He added that the Future’s March 14 allies had not yet decided on whether to accept or reject the 8-8-8 Cabinet formula.
Voicing skepticism about an 8-8-8 Cabinet being able to resolve the monthslong political crisis, Mashnouq called for the formation of a small Cabinet of seven or 14 leading politicians to save the country, which is facing serious threats to its security as a result of the 33-month war in Syria.
Earlier Wednesday, the parliamentary Future bloc reiterated its demand for a nonpartisan government, while Speaker Nabih Berri warned again of the negative consequences of a fait accompli government, saying that contacts were ongoing to narrow differences between the March 8 and March 14 parties over an 8-8-8 Cabinet proposal.
“Contacts are ongoing with regard to the Cabinet formation,” lawmakers who attended the weekly meeting at the speaker’s residence in Ain al-Tineh quoted Berri as saying.
Berri, according to the MPs, was seeking to bridge the gap between the rival factions over the new 8-8-8 Cabinet proposal.
“We are positive and patient in the face of obstacles. We will continue our efforts until the end,” Berri was quoted as saying.
He warned against forming a neutral government without the approval of the political parties – an option held out by Sleiman if no agreement is reached on an all-embracing Cabinet.
The Future bloc renewed its demand for forming a new Cabinet whose members do not belong to political parties.
In a statement after its weekly meeting chaired by Siniora, the bloc again called on Sleiman and Salam to form “a nonpartisan Cabinet in order to open the road for the needed breakthroughs and clear the way for it to deal with Lebanon’s worsening and urgent security, economic and social problems.”
“The other contentious issues can be referred to the National Dialogue table,” the bloc said in a clear reference to the divisive issues of Hezbollah’s arms and the party’s military intervention in Syria on the side of President Bashar Assad’s forces.
The Maronite bishops also called for forming a new Cabinet capable of facing the serious security challenges threatening Lebanon.
In a statement following their monthly meeting chaired by Maronite Patriarch Beshara Rai in Bkirki, the bishops urged the feuding parties to protect citizens from the wave of car bombings that struck Lebanon recently.
“Lebanon is poised for a constitutional event, the election of a new president.

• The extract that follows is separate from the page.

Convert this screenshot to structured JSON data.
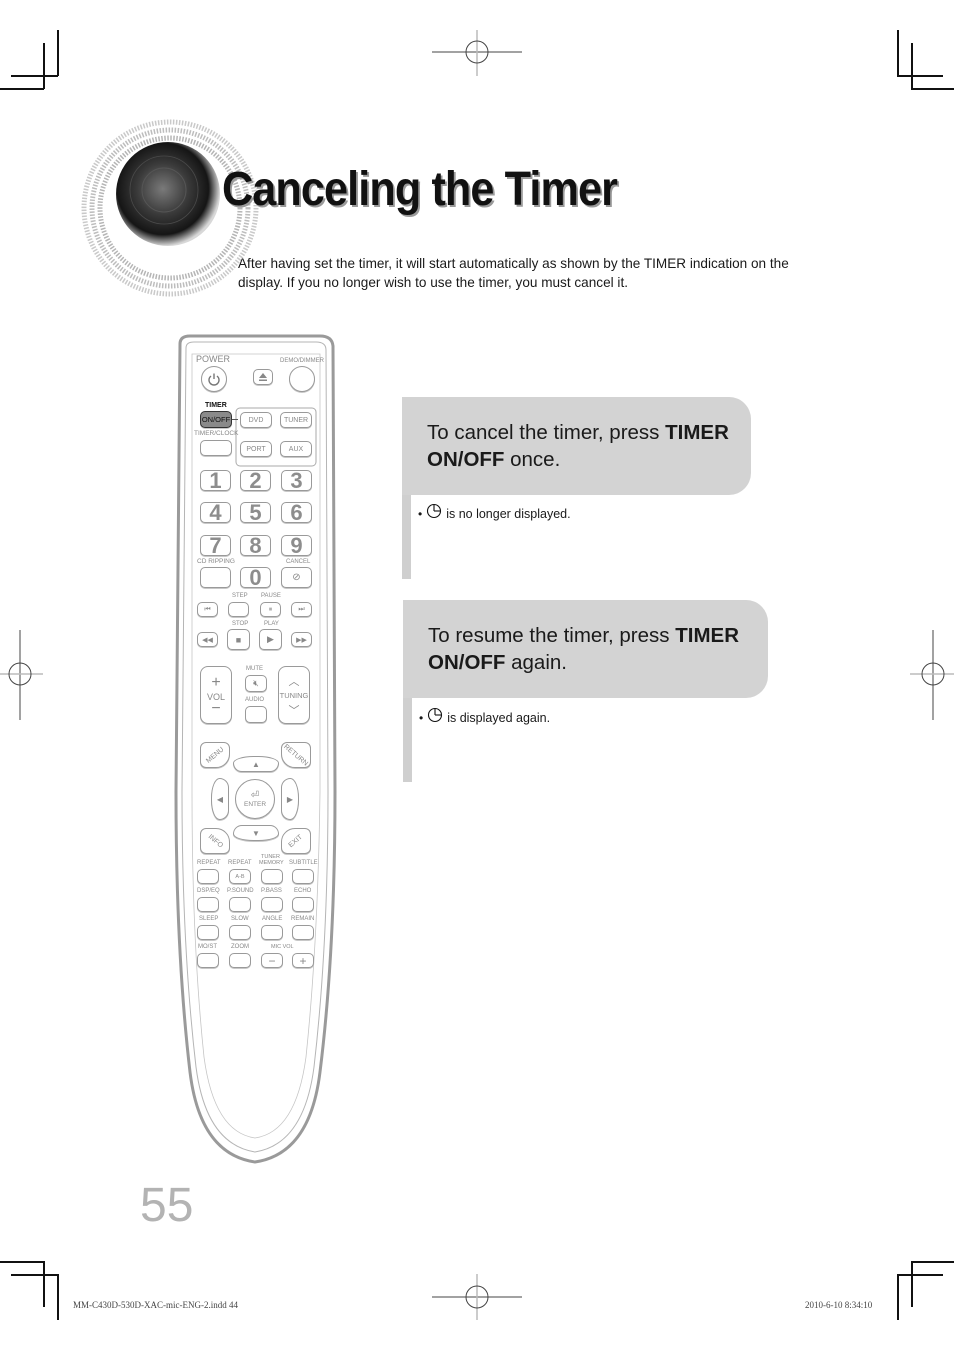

The bishops appeal to political leaders and all deputies to shoulder their responsibilities and speed up the formation of a government capable of facing the current challenges,” the bishops said.
U.N. Special Coordinator for Lebanon Derek Plumbly said after meeting Salam that the international community was keenly interested in the formation of an effective government in Lebanon.
“Lebanon is passing through a dangerous time and the security, humanitarian and economic challenges are very great,” he said, urging the rival parties to engage positively with Salam to facilitate the Cabinet formation.